Adding coral mushrooms to a salad is a quick and simple way to enjoy this delightful mushroom. Try pan-frying them to crisp them up before adding them to your favorite salad or keeping it simple with some delicate greens and a light dressing. Be sure to add them right before dressing the salad or even afterward to preserve their crispy texture.
One of the best ways to enjoy coral mushrooms is with a simple saute for the perfect side dish. Butter and olive oil add flavor, while fresh herbs such as thyme add color and flavor for a side dish quick enough for a weeknight but elegant enough for company. Morel and chanterelle mushrooms would be ideal additions for a wild mushroom medley.
Looking for another quick recipe where your coral mushrooms can shine?

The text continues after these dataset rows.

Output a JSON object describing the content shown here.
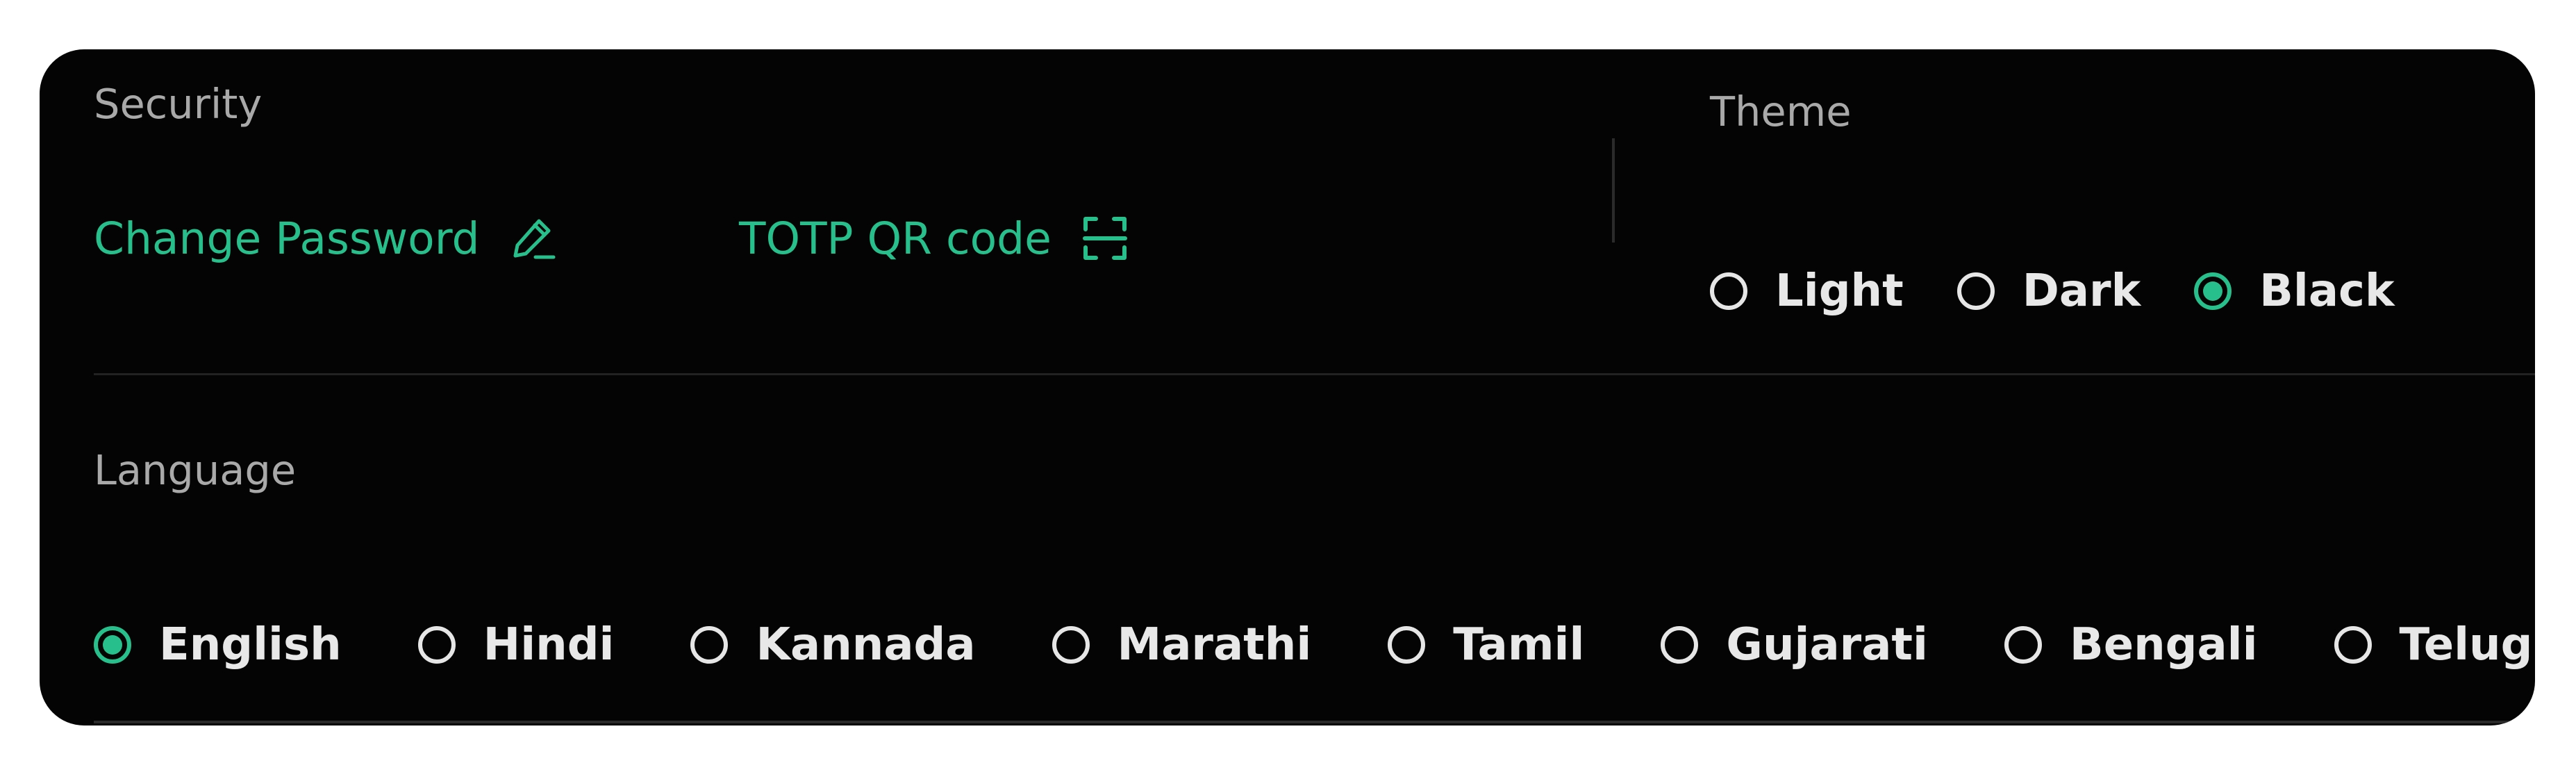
{
  "security": {
    "label": "Security",
    "change_password": "Change Password",
    "totp_qr_code": "TOTP QR code"
  },
  "theme": {
    "label": "Theme",
    "options": [
      "Light",
      "Dark",
      "Black"
    ],
    "selected": "Black"
  },
  "language": {
    "label": "Language",
    "options": [
      "English",
      "Hindi",
      "Kannada",
      "Marathi",
      "Tamil",
      "Gujarati",
      "Bengali",
      "Telugu"
    ],
    "selected": "English"
  },
  "colors": {
    "accent": "#27c08c",
    "panel_background": "#040404",
    "label_text": "#a9a9a9",
    "option_text": "#e8e8e8"
  },
  "icons": {
    "change_password": "pencil-icon",
    "totp_qr_code": "scan-frame-icon"
  }
}
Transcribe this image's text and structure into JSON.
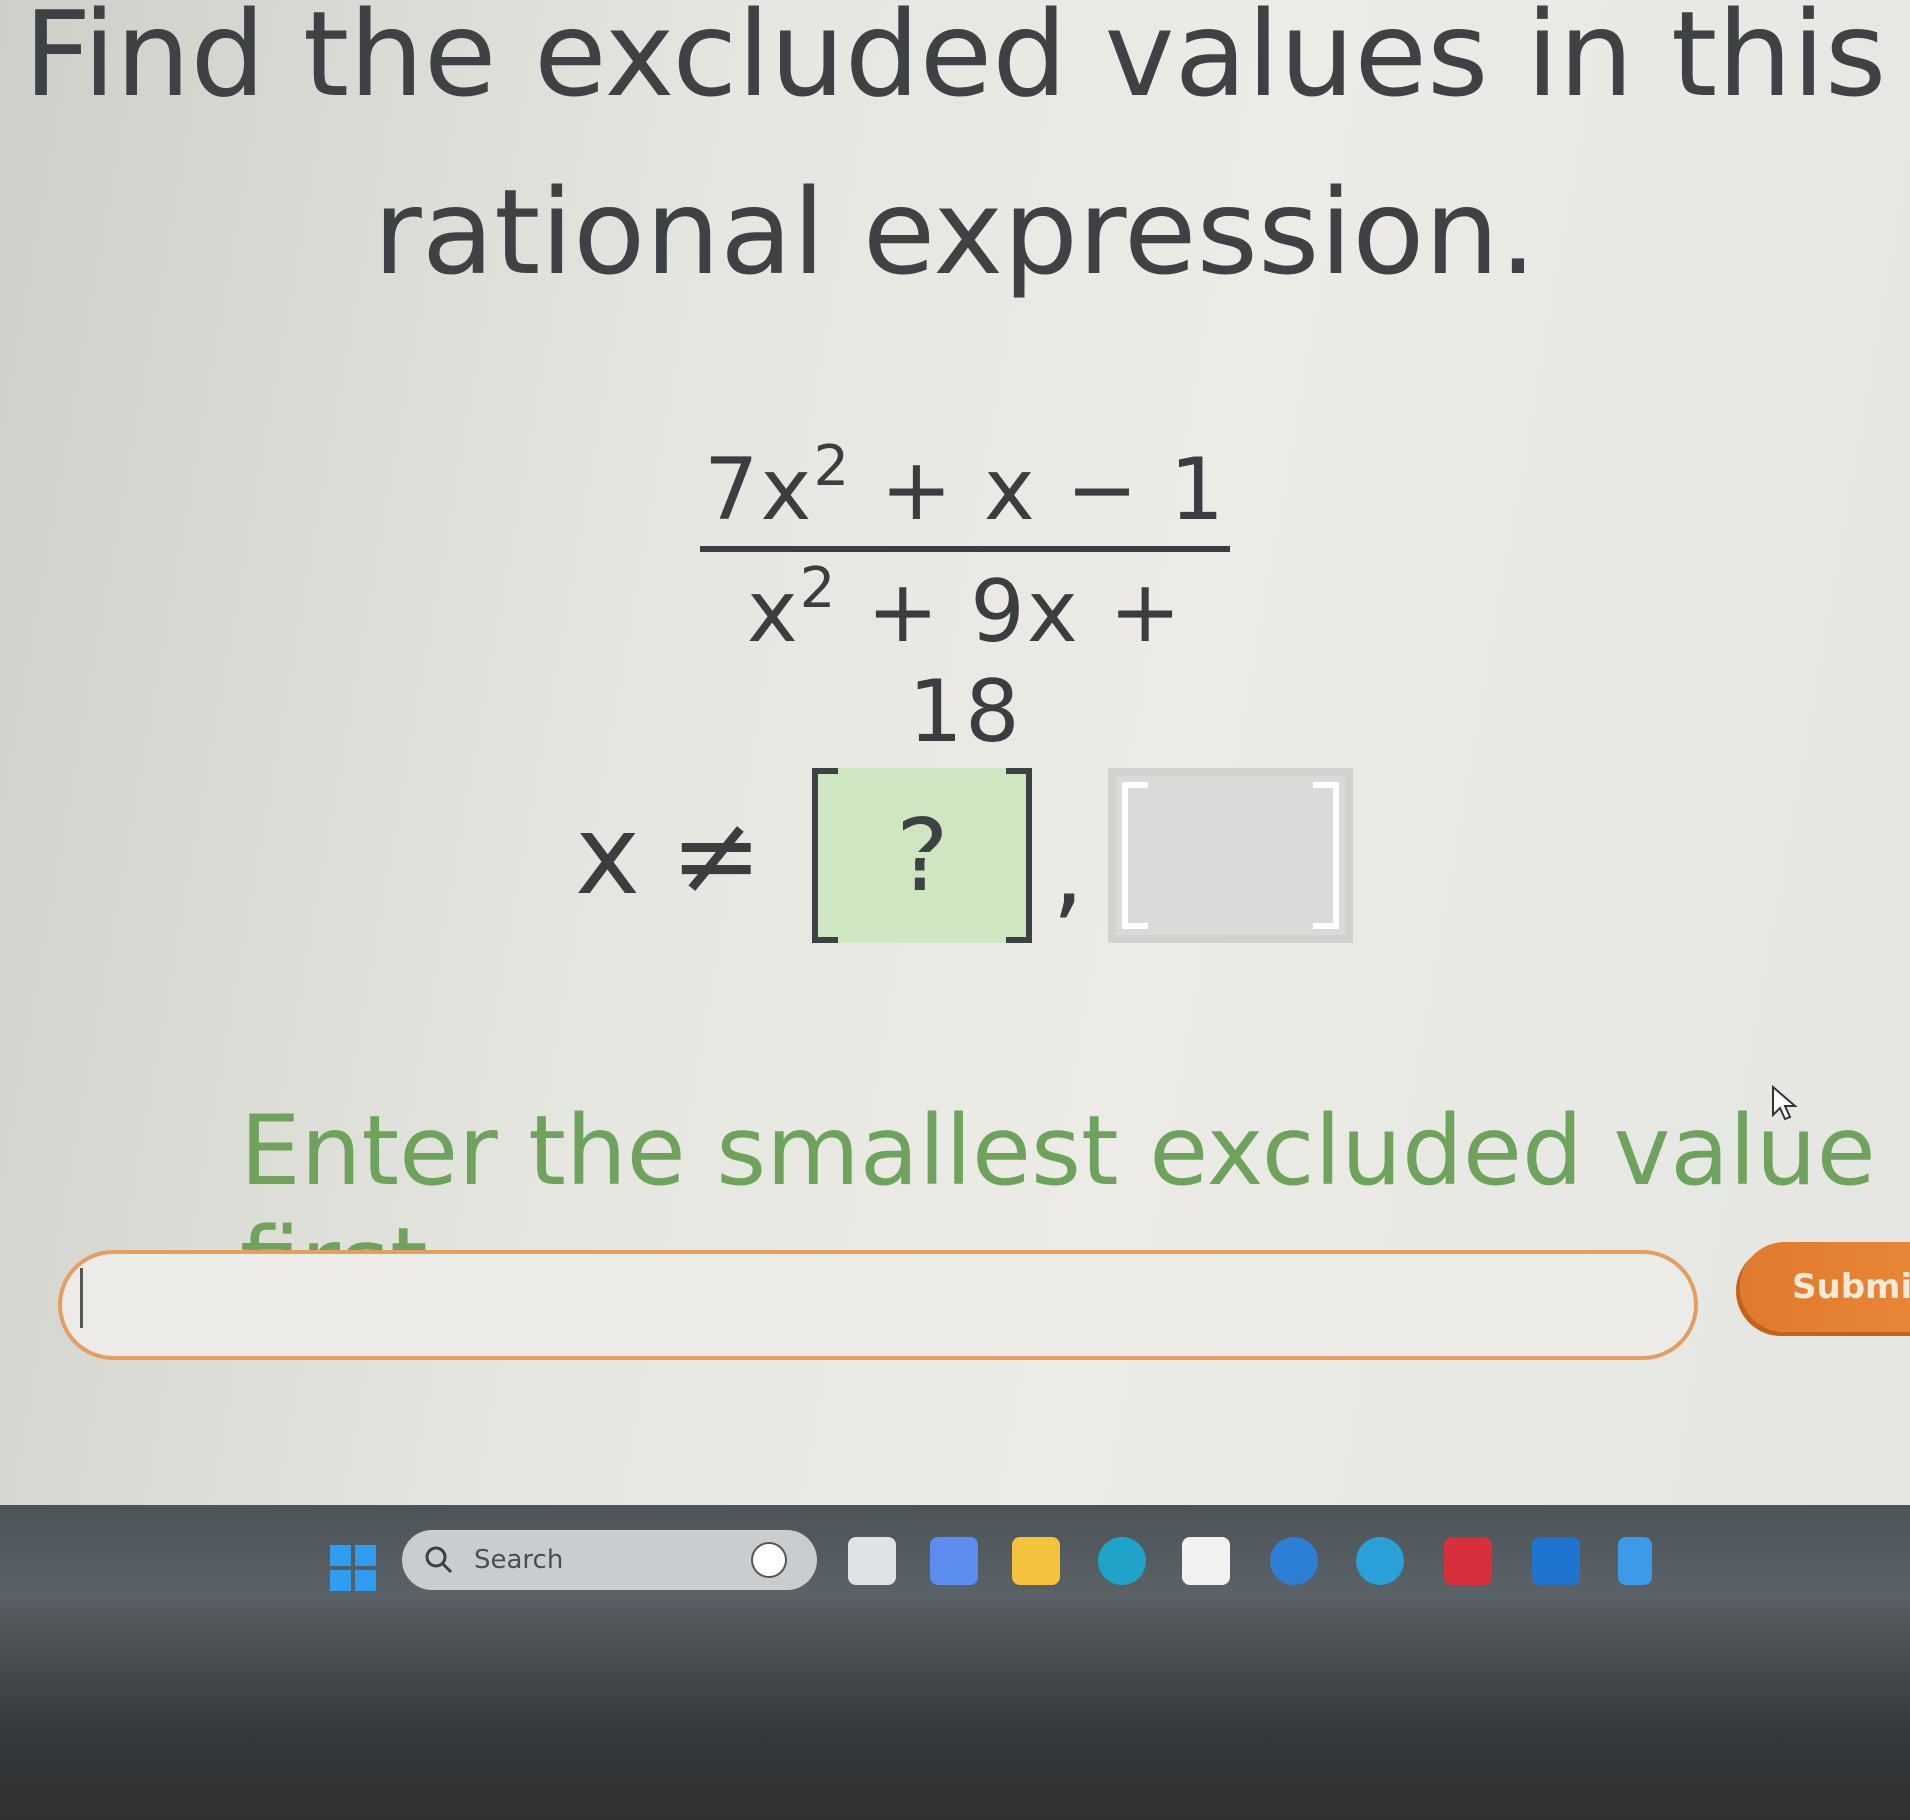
{
  "question": {
    "title_line1": "Find the excluded values in this",
    "title_line2": "rational expression."
  },
  "expression": {
    "numerator_coef": "7x",
    "numerator_exp": "2",
    "numerator_rest": " + x − 1",
    "denominator_base": "x",
    "denominator_exp": "2",
    "denominator_rest": " + 9x + 18"
  },
  "answer": {
    "variable": "x",
    "relation": "≠",
    "slot1_placeholder": "?",
    "separator": ",",
    "input_value": ""
  },
  "instruction": "Enter the smallest excluded value first.",
  "submit_label": "Submit",
  "taskbar": {
    "search_placeholder": "Search",
    "icons": [
      {
        "name": "start-icon",
        "color": "#2f9ef0"
      },
      {
        "name": "task-view-icon",
        "color": "#dfe3e6"
      },
      {
        "name": "copilot-icon",
        "color": "#5b8def"
      },
      {
        "name": "file-explorer-icon",
        "color": "#f4c23d"
      },
      {
        "name": "edge-icon",
        "color": "#1fa3c9"
      },
      {
        "name": "store-icon",
        "color": "#f1f1f1"
      },
      {
        "name": "hp-icon",
        "color": "#2d7fd6"
      },
      {
        "name": "help-icon",
        "color": "#2a9fd8"
      },
      {
        "name": "mcafee-icon",
        "color": "#d7303c"
      },
      {
        "name": "outlook-icon",
        "color": "#1f74d0"
      },
      {
        "name": "pen-icon",
        "color": "#3d9ae8"
      }
    ]
  },
  "colors": {
    "instruction": "#6fa35d",
    "slot_active": "#cfe6c2",
    "input_border": "#e29e63",
    "submit": "#e07a2e",
    "taskbar": "#4c5459"
  }
}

Try this easy homemade miso soup. With minimal prep time (just 5 minutes!) and a cook time of 15 minutes, you can have a cozy bowl of soup in under a half hour. Because coral mushrooms are so delicate, adding them to your soup right before serving will help preserve their delicate shape and make a beautiful presentation.
Psst: Sometimes coral mushrooms can cause digestive upset, so eating them in smaller quantities is best.
Coral mushrooms are unique and well worth the effort of wildcrafting. And with their striking appearance, these delightful mushrooms stand out in the forest as much as they do on your dinner plate.
Still craving mushrooms? For more mushroom happenings, including news and breakthroughs on medicinal and psychedelic mushrooms, be sure to keep up with us on shroomer.